Gather your ingredients. The magazine suggested you use cheese cloth, but when I was looking for seeds online, I found sprouting lids that fit on a wide mouth mason jar (with varying sizes of holes that you can change out as the sprouts grow). I don't have a pic of this, but the first step is to soak 2T seeds for 8-10 hours. You can add citric acid to the soaking water in order to limit bacteria growth. I've now done 2 batches of seeds and have found that with the citric acid, things don't grow as quickly. Of note, you can use the soaking liquid for your other plants (but don't use it if it has citric acid in it...my lucky bamboo is not looking so good right now, maybe my green thumb should be revoked?).


Once the seeds have soaked, rise with warm water and prop screen side down to allow ventilation and drainage.


Continue to rinse seeds with warm water twice daily.


Once the seeds start to sprout, you can switch the lid to one with larger holes.
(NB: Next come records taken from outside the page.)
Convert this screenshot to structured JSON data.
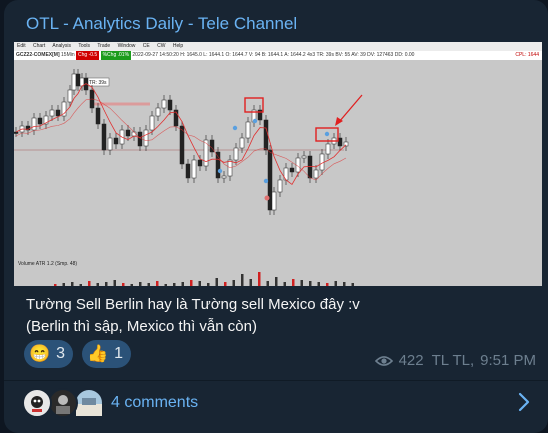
{
  "channel": {
    "title": "OTL - Analytics Daily - Tele Channel"
  },
  "chart": {
    "menu": [
      "Edit",
      "Chart",
      "Analysis",
      "Tools",
      "Trade",
      "Window",
      "CE",
      "CW",
      "Help"
    ],
    "ticker": "GCZ22-COMEX[M]",
    "timeframe": "15Min",
    "info_last": "Chg -0.5",
    "info_pct": "%Chg .01%",
    "info_text": "2022-09-27 14:50:20 H: 1645.0 L: 1644.1 O: 1644.7 V: 94 B: 1644.1 A: 1644.2 4x3 TR: 39s BV: 55 AV: 39 DV: 127463 DD: 0.00",
    "cpl_label": "CPL: 1644",
    "tr_label": "TR: 39s",
    "volume_label": "Volume ATR 1.2 (Smp. 48)",
    "colors": {
      "up": "#ffffff",
      "down": "#222222",
      "ma": "#e03030",
      "highlight": "#e02020",
      "grid_line": "#b08080"
    }
  },
  "message": {
    "line1": "Tường Sell Berlin hay là Tường sell Mexico đây :v",
    "line2": "(Berlin thì sập, Mexico thì vẫn còn)"
  },
  "reactions": [
    {
      "emoji": "😁",
      "count": "3",
      "icon": "grinning-face-icon"
    },
    {
      "emoji": "👍",
      "count": "1",
      "icon": "thumbs-up-icon"
    }
  ],
  "meta": {
    "views": "422",
    "author": "TL TL",
    "time": "9:51 PM"
  },
  "comments": {
    "label": "4 comments"
  }
}
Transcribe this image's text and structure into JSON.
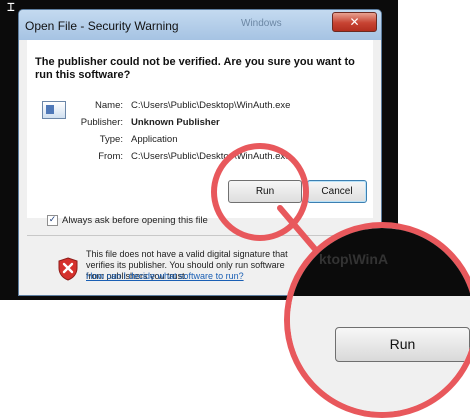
{
  "decor": {
    "cursor_glyph": "⌶"
  },
  "window": {
    "title": "Open File - Security Warning",
    "background_title": "Windows",
    "close_symbol": "✕"
  },
  "dialog": {
    "headline": "The publisher could not be verified.  Are you sure you want to run this software?",
    "file_icon": "exe-file-icon",
    "fields": {
      "name_label": "Name:",
      "name_value": "C:\\Users\\Public\\Desktop\\WinAuth.exe",
      "publisher_label": "Publisher:",
      "publisher_value": "Unknown Publisher",
      "type_label": "Type:",
      "type_value": "Application",
      "from_label": "From:",
      "from_value": "C:\\Users\\Public\\Desktop\\WinAuth.exe"
    },
    "buttons": {
      "run": "Run",
      "cancel": "Cancel"
    },
    "checkbox": {
      "label": "Always ask before opening this file",
      "checked": true,
      "mark": "✓"
    },
    "warning": {
      "icon": "red-shield-x-icon",
      "text": "This file does not have a valid digital signature that verifies its publisher.  You should only run software from publishers you trust.",
      "link": "How can I decide what software to run?"
    }
  },
  "zoom_callout": {
    "path_fragment": "ktop\\WinA",
    "button": "Run",
    "ring_color": "#e8585c"
  }
}
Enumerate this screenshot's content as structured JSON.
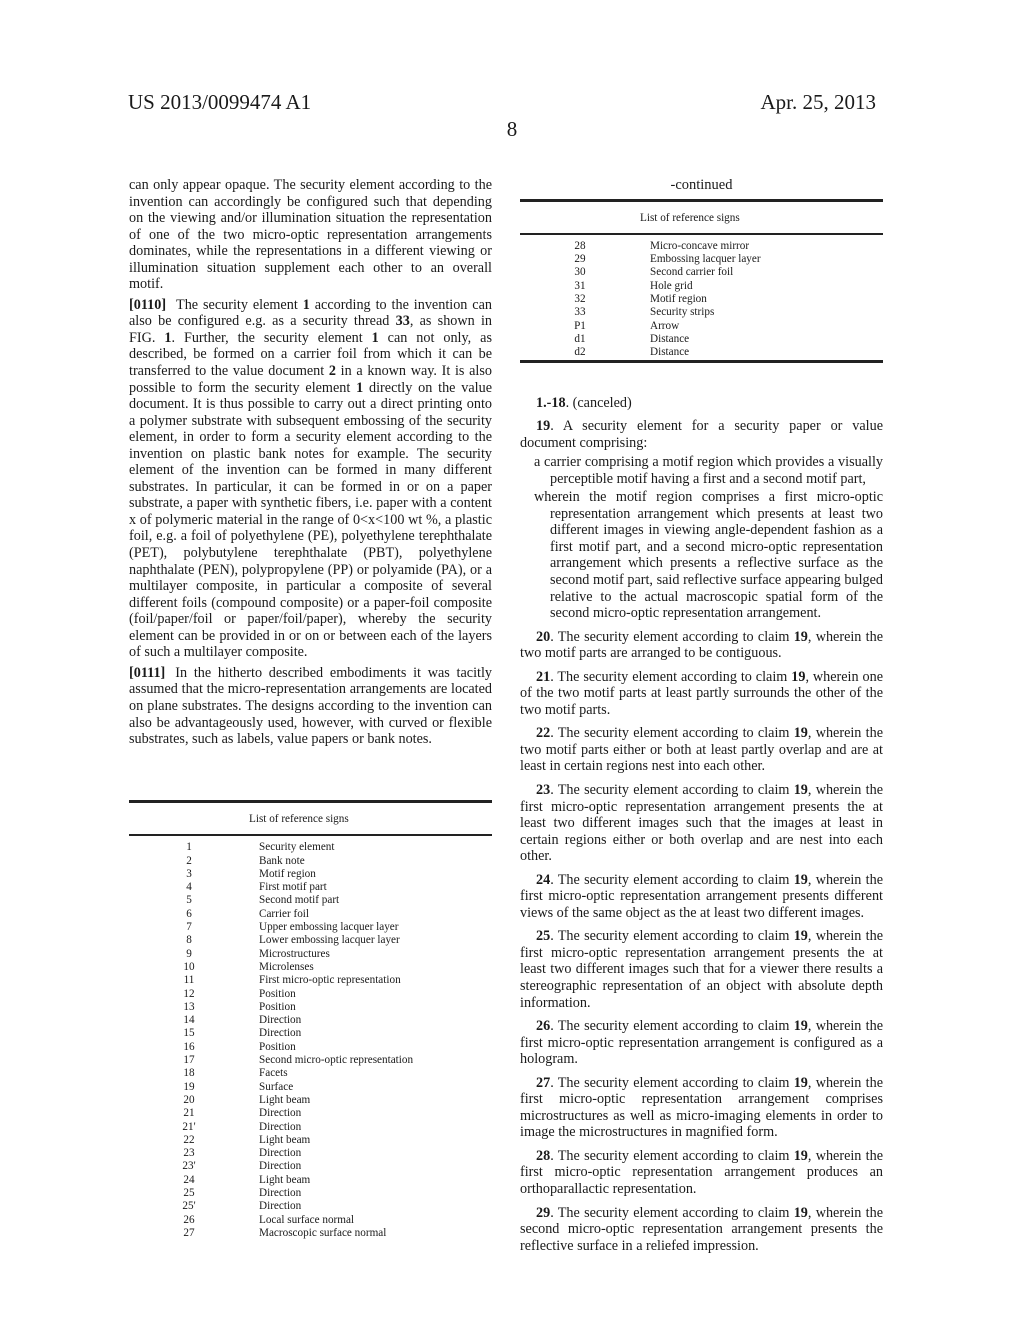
{
  "header": {
    "publication_number": "US 2013/0099474 A1",
    "date": "Apr. 25, 2013",
    "page_number": "8"
  },
  "left_column": {
    "para_continued": "can only appear opaque. The security element according to the invention can accordingly be configured such that depending on the viewing and/or illumination situation the representation of one of the two micro-optic representation arrangements dominates, while the representations in a different viewing or illumination situation supplement each other to an overall motif.",
    "para_0110": {
      "number": "[0110]",
      "segments": [
        {
          "t": "The security element ",
          "b": false
        },
        {
          "t": "1",
          "b": true
        },
        {
          "t": " according to the invention can also be configured e.g. as a security thread ",
          "b": false
        },
        {
          "t": "33",
          "b": true
        },
        {
          "t": ", as shown in FIG. ",
          "b": false
        },
        {
          "t": "1",
          "b": true
        },
        {
          "t": ". Further, the security element ",
          "b": false
        },
        {
          "t": "1",
          "b": true
        },
        {
          "t": " can not only, as described, be formed on a carrier foil from which it can be transferred to the value document ",
          "b": false
        },
        {
          "t": "2",
          "b": true
        },
        {
          "t": " in a known way. It is also possible to form the security element ",
          "b": false
        },
        {
          "t": "1",
          "b": true
        },
        {
          "t": " directly on the value document. It is thus possible to carry out a direct printing onto a polymer substrate with subsequent embossing of the security element, in order to form a security element according to the invention on plastic bank notes for example. The security element of the invention can be formed in many different substrates. In particular, it can be formed in or on a paper substrate, a paper with synthetic fibers, i.e. paper with a content x of polymeric material in the range of 0<x<100 wt %, a plastic foil, e.g. a foil of polyethylene (PE), polyethylene terephthalate (PET), polybutylene terephthalate (PBT), polyethylene naphthalate (PEN), polypropylene (PP) or polyamide (PA), or a multilayer composite, in particular a composite of several different foils (compound composite) or a paper-foil composite (foil/paper/foil or paper/foil/paper), whereby the security element can be provided in or on or between each of the layers of such a multilayer composite.",
          "b": false
        }
      ]
    },
    "para_0111": {
      "number": "[0111]",
      "text": "In the hitherto described embodiments it was tacitly assumed that the micro-representation arrangements are located on plane substrates. The designs according to the invention can also be advantageously used, however, with curved or flexible substrates, such as labels, value papers or bank notes."
    },
    "table": {
      "header": "List of reference signs",
      "rows": [
        {
          "num": "1",
          "desc": "Security element"
        },
        {
          "num": "2",
          "desc": "Bank note"
        },
        {
          "num": "3",
          "desc": "Motif region"
        },
        {
          "num": "4",
          "desc": "First motif part"
        },
        {
          "num": "5",
          "desc": "Second motif part"
        },
        {
          "num": "6",
          "desc": "Carrier foil"
        },
        {
          "num": "7",
          "desc": "Upper embossing lacquer layer"
        },
        {
          "num": "8",
          "desc": "Lower embossing lacquer layer"
        },
        {
          "num": "9",
          "desc": "Microstructures"
        },
        {
          "num": "10",
          "desc": "Microlenses"
        },
        {
          "num": "11",
          "desc": "First micro-optic representation"
        },
        {
          "num": "12",
          "desc": "Position"
        },
        {
          "num": "13",
          "desc": "Position"
        },
        {
          "num": "14",
          "desc": "Direction"
        },
        {
          "num": "15",
          "desc": "Direction"
        },
        {
          "num": "16",
          "desc": "Position"
        },
        {
          "num": "17",
          "desc": "Second micro-optic representation"
        },
        {
          "num": "18",
          "desc": "Facets"
        },
        {
          "num": "19",
          "desc": "Surface"
        },
        {
          "num": "20",
          "desc": "Light beam"
        },
        {
          "num": "21",
          "desc": "Direction"
        },
        {
          "num": "21'",
          "desc": "Direction"
        },
        {
          "num": "22",
          "desc": "Light beam"
        },
        {
          "num": "23",
          "desc": "Direction"
        },
        {
          "num": "23'",
          "desc": "Direction"
        },
        {
          "num": "24",
          "desc": "Light beam"
        },
        {
          "num": "25",
          "desc": "Direction"
        },
        {
          "num": "25'",
          "desc": "Direction"
        },
        {
          "num": "26",
          "desc": "Local surface normal"
        },
        {
          "num": "27",
          "desc": "Macroscopic surface normal"
        }
      ]
    }
  },
  "right_column": {
    "table": {
      "continued_label": "-continued",
      "header": "List of reference signs",
      "rows": [
        {
          "num": "28",
          "desc": "Micro-concave mirror"
        },
        {
          "num": "29",
          "desc": "Embossing lacquer layer"
        },
        {
          "num": "30",
          "desc": "Second carrier foil"
        },
        {
          "num": "31",
          "desc": "Hole grid"
        },
        {
          "num": "32",
          "desc": "Motif region"
        },
        {
          "num": "33",
          "desc": "Security strips"
        },
        {
          "num": "P1",
          "desc": "Arrow"
        },
        {
          "num": "d1",
          "desc": "Distance"
        },
        {
          "num": "d2",
          "desc": "Distance"
        }
      ]
    },
    "claims": {
      "canceled": {
        "number": "1.-18",
        "text": ". (canceled)"
      },
      "claim_19": {
        "number": "19",
        "intro": ". A security element for a security paper or value document comprising:",
        "items": [
          "a carrier comprising a motif region which provides a visually perceptible motif having a first and a second motif part,",
          "wherein the motif region comprises a first micro-optic representation arrangement which presents at least two different images in viewing angle-dependent fashion as a first motif part, and a second micro-optic representation arrangement which presents a reflective surface as the second motif part, said reflective surface appearing bulged relative to the actual macroscopic spatial form of the second micro-optic representation arrangement."
        ]
      },
      "dependent": [
        {
          "number": "20",
          "ref": "19",
          "pre": ". The security element according to claim ",
          "post": ", wherein the two motif parts are arranged to be contiguous."
        },
        {
          "number": "21",
          "ref": "19",
          "pre": ". The security element according to claim ",
          "post": ", wherein one of the two motif parts at least partly surrounds the other of the two motif parts."
        },
        {
          "number": "22",
          "ref": "19",
          "pre": ". The security element according to claim ",
          "post": ", wherein the two motif parts either or both at least partly overlap and are at least in certain regions nest into each other."
        },
        {
          "number": "23",
          "ref": "19",
          "pre": ". The security element according to claim ",
          "post": ", wherein the first micro-optic representation arrangement presents the at least two different images such that the images at least in certain regions either or both overlap and are nest into each other."
        },
        {
          "number": "24",
          "ref": "19",
          "pre": ". The security element according to claim ",
          "post": ", wherein the first micro-optic representation arrangement presents different views of the same object as the at least two different images."
        },
        {
          "number": "25",
          "ref": "19",
          "pre": ". The security element according to claim ",
          "post": ", wherein the first micro-optic representation arrangement presents the at least two different images such that for a viewer there results a stereographic representation of an object with absolute depth information."
        },
        {
          "number": "26",
          "ref": "19",
          "pre": ". The security element according to claim ",
          "post": ", wherein the first micro-optic representation arrangement is configured as a hologram."
        },
        {
          "number": "27",
          "ref": "19",
          "pre": ". The security element according to claim ",
          "post": ", wherein the first micro-optic representation arrangement comprises microstructures as well as micro-imaging elements in order to image the microstructures in magnified form."
        },
        {
          "number": "28",
          "ref": "19",
          "pre": ". The security element according to claim ",
          "post": ", wherein the first micro-optic representation arrangement produces an orthoparallactic representation."
        },
        {
          "number": "29",
          "ref": "19",
          "pre": ". The security element according to claim ",
          "post": ", wherein the second micro-optic representation arrangement presents the reflective surface in a reliefed impression."
        }
      ]
    }
  }
}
Now the sprouts won't come out, but the hulls of the seeds will.


Grow, grow, grow


Once they get large enough, you pour out your sprouts into a large bowl of cold water to wash and stop the growing process. Fish out the rest of the seed hulls then drain on a towel. Once dry, put back in your jar with a venting lid and place in the fridge. These guys don't last very  long - a few days max. If you have ever bought sprouts from the store, you probably already know this.


Here are the little sprouts! I had a 3 seed mix with alfalfa, radish and broccoli. The whole process is pretty quick - 4ish days (including soaking). Since they don't last long after sprouting, you could have jars in different phases of growth so you could have sprouts all the time. If you really like sprouts, that is. For now, I'm doing 1 jar at a time and using them in salads...now on the hunt for recipes that use sprouts! Anyone have any suggestions?